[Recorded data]
↓↓↓

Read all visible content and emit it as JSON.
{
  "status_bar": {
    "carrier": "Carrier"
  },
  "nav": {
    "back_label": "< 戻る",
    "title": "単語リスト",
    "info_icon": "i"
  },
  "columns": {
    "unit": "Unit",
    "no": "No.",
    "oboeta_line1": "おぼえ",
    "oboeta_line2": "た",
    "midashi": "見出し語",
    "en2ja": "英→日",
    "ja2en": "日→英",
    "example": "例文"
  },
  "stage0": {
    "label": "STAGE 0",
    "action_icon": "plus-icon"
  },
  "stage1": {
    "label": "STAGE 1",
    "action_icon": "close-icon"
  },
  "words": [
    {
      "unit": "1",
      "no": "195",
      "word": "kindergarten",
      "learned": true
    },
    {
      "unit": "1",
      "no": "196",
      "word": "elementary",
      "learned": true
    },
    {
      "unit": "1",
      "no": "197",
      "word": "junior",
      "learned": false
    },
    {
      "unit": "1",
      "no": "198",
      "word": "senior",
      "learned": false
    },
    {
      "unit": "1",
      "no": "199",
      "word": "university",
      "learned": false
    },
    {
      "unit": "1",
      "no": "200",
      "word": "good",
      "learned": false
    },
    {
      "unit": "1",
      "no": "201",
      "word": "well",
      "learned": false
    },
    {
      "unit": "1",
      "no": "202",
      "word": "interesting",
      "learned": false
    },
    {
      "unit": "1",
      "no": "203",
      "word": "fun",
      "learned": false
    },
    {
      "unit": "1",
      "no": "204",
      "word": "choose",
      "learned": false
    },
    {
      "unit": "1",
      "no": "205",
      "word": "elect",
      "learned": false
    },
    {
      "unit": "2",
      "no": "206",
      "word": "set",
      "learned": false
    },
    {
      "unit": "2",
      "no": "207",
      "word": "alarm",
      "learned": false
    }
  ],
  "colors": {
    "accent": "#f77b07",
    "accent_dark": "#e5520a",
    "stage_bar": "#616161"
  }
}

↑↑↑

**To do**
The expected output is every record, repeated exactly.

**Written solution**
Read all visible content and emit it as JSON.
{
  "status_bar": {
    "carrier": "Carrier"
  },
  "nav": {
    "back_label": "< 戻る",
    "title": "単語リスト",
    "info_icon": "i"
  },
  "columns": {
    "unit": "Unit",
    "no": "No.",
    "oboeta_line1": "おぼえ",
    "oboeta_line2": "た",
    "midashi": "見出し語",
    "en2ja": "英→日",
    "ja2en": "日→英",
    "example": "例文"
  },
  "stage0": {
    "label": "STAGE 0",
    "action_icon": "plus-icon"
  },
  "stage1": {
    "label": "STAGE 1",
    "action_icon": "close-icon"
  },
  "words": [
    {
      "unit": "1",
      "no": "195",
      "word": "kindergarten",
      "learned": true
    },
    {
      "unit": "1",
      "no": "196",
      "word": "elementary",
      "learned": true
    },
    {
      "unit": "1",
      "no": "197",
      "word": "junior",
      "learned": false
    },
    {
      "unit": "1",
      "no": "198",
      "word": "senior",
      "learned": false
    },
    {
      "unit": "1",
      "no": "199",
      "word": "university",
      "learned": false
    },
    {
      "unit": "1",
      "no": "200",
      "word": "good",
      "learned": false
    },
    {
      "unit": "1",
      "no": "201",
      "word": "well",
      "learned": false
    },
    {
      "unit": "1",
      "no": "202",
      "word": "interesting",
      "learned": false
    },
    {
      "unit": "1",
      "no": "203",
      "word": "fun",
      "learned": false
    },
    {
      "unit": "1",
      "no": "204",
      "word": "choose",
      "learned": false
    },
    {
      "unit": "1",
      "no": "205",
      "word": "elect",
      "learned": false
    },
    {
      "unit": "2",
      "no": "206",
      "word": "set",
      "learned": false
    },
    {
      "unit": "2",
      "no": "207",
      "word": "alarm",
      "learned": false
    }
  ],
  "colors": {
    "accent": "#f77b07",
    "accent_dark": "#e5520a",
    "stage_bar": "#616161"
  }
}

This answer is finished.